Political socialization is a lifelong process by which people form their ideas about politics and acquire political values. The family, educational system, peer groups, and the mass media all play a role. While family and school are important early in life, what our peers think and what we read in the newspaper and see on television have more influence on our political attitudes as adults.
Our first political ideas are shaped within the family. Parents seldom "talk politics" with their young children directly, but casual remarks made around the dinner table or while helping with homework can have an impact. Family tradition is particularly a factor in party identification, as indicated by the phrases lifelong Republican and lifelong Democrat. The family may be losing its power as an agent of socialization, however, as institutions take over more of child care and parents perform less of it.

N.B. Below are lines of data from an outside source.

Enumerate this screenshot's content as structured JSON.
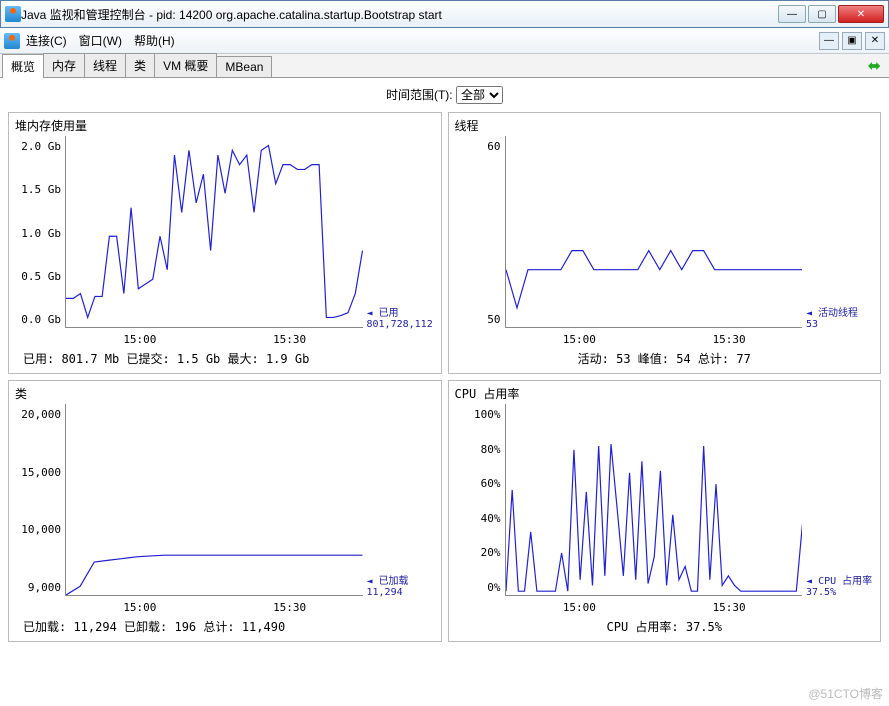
{
  "window": {
    "title": "Java 监视和管理控制台 - pid: 14200 org.apache.catalina.startup.Bootstrap start"
  },
  "menu": {
    "connect": "连接(C)",
    "window": "窗口(W)",
    "help": "帮助(H)"
  },
  "tabs": [
    "概览",
    "内存",
    "线程",
    "类",
    "VM 概要",
    "MBean"
  ],
  "active_tab": 0,
  "range": {
    "label": "时间范围(T):",
    "selected": "全部"
  },
  "panels": {
    "heap": {
      "title": "堆内存使用量",
      "legend_label": "已用",
      "legend_value": "801,728,112",
      "stats": "已用:  801.7 Mb      已提交:  1.5 Gb      最大:  1.9 Gb"
    },
    "threads": {
      "title": "线程",
      "legend_label": "活动线程",
      "legend_value": "53",
      "stats": "活动:  53       峰值:  54       总计:  77"
    },
    "classes": {
      "title": "类",
      "legend_label": "已加载",
      "legend_value": "11,294",
      "stats": "已加载:  11,294      已卸载:  196      总计:  11,490"
    },
    "cpu": {
      "title": "CPU 占用率",
      "legend_label": "CPU 占用率",
      "legend_value": "37.5%",
      "stats": "CPU 占用率:  37.5%"
    }
  },
  "chart_data": [
    {
      "type": "line",
      "name": "heap",
      "ylabel": "",
      "ylim": [
        0,
        2.0
      ],
      "yticks": [
        "2.0 Gb",
        "1.5 Gb",
        "1.0 Gb",
        "0.5 Gb",
        "0.0 Gb"
      ],
      "xticks": [
        "15:00",
        "15:30"
      ],
      "values_gb": [
        0.3,
        0.3,
        0.35,
        0.1,
        0.32,
        0.32,
        0.95,
        0.95,
        0.35,
        1.25,
        0.4,
        0.45,
        0.5,
        0.95,
        0.6,
        1.8,
        1.2,
        1.85,
        1.3,
        1.6,
        0.8,
        1.8,
        1.4,
        1.85,
        1.7,
        1.8,
        1.2,
        1.85,
        1.9,
        1.5,
        1.7,
        1.7,
        1.65,
        1.65,
        1.7,
        1.7,
        0.1,
        0.1,
        0.12,
        0.15,
        0.35,
        0.8
      ]
    },
    {
      "type": "line",
      "name": "threads",
      "ylim": [
        50,
        60
      ],
      "yticks": [
        "60",
        "50"
      ],
      "xticks": [
        "15:00",
        "15:30"
      ],
      "values": [
        53,
        51,
        53,
        53,
        53,
        53,
        54,
        54,
        53,
        53,
        53,
        53,
        53,
        54,
        53,
        54,
        53,
        54,
        54,
        53,
        53,
        53,
        53,
        53,
        53,
        53,
        53,
        53
      ]
    },
    {
      "type": "line",
      "name": "classes",
      "ylim": [
        9000,
        20000
      ],
      "yticks": [
        "20,000",
        "15,000",
        "10,000",
        "9,000"
      ],
      "xticks": [
        "15:00",
        "15:30"
      ],
      "values": [
        9000,
        9500,
        10900,
        11000,
        11100,
        11200,
        11250,
        11294,
        11294,
        11294,
        11294,
        11294,
        11294,
        11294,
        11294,
        11294,
        11294,
        11294,
        11294,
        11294,
        11294,
        11294
      ]
    },
    {
      "type": "line",
      "name": "cpu",
      "ylim": [
        0,
        100
      ],
      "yticks": [
        "100%",
        "80%",
        "60%",
        "40%",
        "20%",
        "0%"
      ],
      "xticks": [
        "15:00",
        "15:30"
      ],
      "values_pct": [
        2,
        55,
        2,
        2,
        33,
        2,
        2,
        2,
        2,
        22,
        2,
        76,
        8,
        54,
        5,
        78,
        10,
        79,
        45,
        10,
        64,
        8,
        70,
        6,
        20,
        65,
        5,
        42,
        8,
        15,
        2,
        2,
        78,
        8,
        58,
        5,
        10,
        5,
        2,
        2,
        2,
        2,
        2,
        2,
        2,
        2,
        2,
        2,
        37.5
      ]
    }
  ],
  "watermark": "@51CTO博客"
}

Children are introduced to elections and voting when they choose class officers, and the more sophisticated elections in high school and college teach the rudiments of campaigning. Political facts are learned through courses in American history and government, and schools, at their best, encourage students to critically examine government institutions. Schools themselves are involved in politics; issues such as curriculum reform, funding, and government support for private schools often spark a debate that involves students, teachers, parents, and the larger community.
Although peer pressure certainly affects teenagers' lifestyles, it is less evident in developing their political values. Exceptions are issues that directly affect them, such as the Vietnam War during the 1960s. Later, if peers are defined in terms of occupation, then the group does exert an influence on how its members think politically. For example, professionals such as teachers or bankers often have similar political opinions, particularly on matters related to their careers.

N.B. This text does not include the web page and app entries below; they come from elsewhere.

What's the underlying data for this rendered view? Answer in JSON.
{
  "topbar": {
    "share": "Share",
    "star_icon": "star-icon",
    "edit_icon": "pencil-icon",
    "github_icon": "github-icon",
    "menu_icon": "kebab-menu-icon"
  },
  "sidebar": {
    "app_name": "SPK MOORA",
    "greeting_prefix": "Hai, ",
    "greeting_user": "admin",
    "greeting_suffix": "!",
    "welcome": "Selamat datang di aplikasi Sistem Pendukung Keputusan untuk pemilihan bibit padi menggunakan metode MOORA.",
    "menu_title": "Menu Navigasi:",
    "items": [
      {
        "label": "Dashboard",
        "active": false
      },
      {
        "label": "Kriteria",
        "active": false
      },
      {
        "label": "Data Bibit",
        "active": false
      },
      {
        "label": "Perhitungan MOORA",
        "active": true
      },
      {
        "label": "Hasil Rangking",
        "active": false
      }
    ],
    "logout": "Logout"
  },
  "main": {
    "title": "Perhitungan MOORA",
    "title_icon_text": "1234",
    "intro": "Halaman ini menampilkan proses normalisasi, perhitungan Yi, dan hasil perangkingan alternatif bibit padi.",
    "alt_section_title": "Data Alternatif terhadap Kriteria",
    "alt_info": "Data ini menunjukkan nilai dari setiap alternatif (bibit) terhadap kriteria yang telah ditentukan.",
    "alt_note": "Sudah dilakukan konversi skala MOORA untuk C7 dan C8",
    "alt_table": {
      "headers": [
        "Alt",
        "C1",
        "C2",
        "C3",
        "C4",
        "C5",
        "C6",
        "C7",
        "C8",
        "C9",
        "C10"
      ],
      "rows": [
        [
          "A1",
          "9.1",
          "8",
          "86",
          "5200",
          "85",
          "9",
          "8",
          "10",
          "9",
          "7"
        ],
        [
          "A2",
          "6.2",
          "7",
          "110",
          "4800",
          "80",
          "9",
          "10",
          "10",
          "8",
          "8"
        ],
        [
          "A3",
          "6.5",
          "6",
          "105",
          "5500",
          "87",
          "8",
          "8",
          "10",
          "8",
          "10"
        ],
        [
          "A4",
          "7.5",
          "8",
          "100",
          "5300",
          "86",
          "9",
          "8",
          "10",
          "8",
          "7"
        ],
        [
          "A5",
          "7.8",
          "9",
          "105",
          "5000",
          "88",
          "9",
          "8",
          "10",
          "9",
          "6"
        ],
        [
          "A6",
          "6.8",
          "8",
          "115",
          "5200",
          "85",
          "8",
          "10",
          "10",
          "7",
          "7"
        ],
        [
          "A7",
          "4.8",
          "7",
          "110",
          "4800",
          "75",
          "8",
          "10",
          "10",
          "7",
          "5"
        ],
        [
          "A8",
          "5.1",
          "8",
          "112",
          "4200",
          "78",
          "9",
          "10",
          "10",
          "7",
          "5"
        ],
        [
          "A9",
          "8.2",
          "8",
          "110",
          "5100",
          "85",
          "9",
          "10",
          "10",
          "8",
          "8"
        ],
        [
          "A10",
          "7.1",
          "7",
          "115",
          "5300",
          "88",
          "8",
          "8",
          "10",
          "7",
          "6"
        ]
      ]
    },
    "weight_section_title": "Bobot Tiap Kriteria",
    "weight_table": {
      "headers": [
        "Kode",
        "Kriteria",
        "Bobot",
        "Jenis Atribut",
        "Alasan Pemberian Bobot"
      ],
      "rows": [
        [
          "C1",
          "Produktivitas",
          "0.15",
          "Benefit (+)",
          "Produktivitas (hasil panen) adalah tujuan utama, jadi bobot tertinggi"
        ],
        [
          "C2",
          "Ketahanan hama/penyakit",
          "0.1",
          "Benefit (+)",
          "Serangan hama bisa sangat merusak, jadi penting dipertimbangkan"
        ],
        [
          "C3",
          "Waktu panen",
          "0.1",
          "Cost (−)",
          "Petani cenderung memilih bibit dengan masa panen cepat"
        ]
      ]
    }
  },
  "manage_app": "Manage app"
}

Much of our political information comes from the mass media: newspapers, magazines, radio, television, and the Internet. The amount of time the average American family watches TV makes it the dominant information source, particularly with the expansion of 24-hour all-news cable channels. Not only does television help shape public opinion by providing news and analysis, but its entertainment programming addresses important contemporary issues that are in the political arena, such as drug use, abortion, and crime. The growth of the Internet is also significant; not only do essentially all-news outlets have their own Web sites, but online bloggers present a broad range of political opinion, information, and analysis.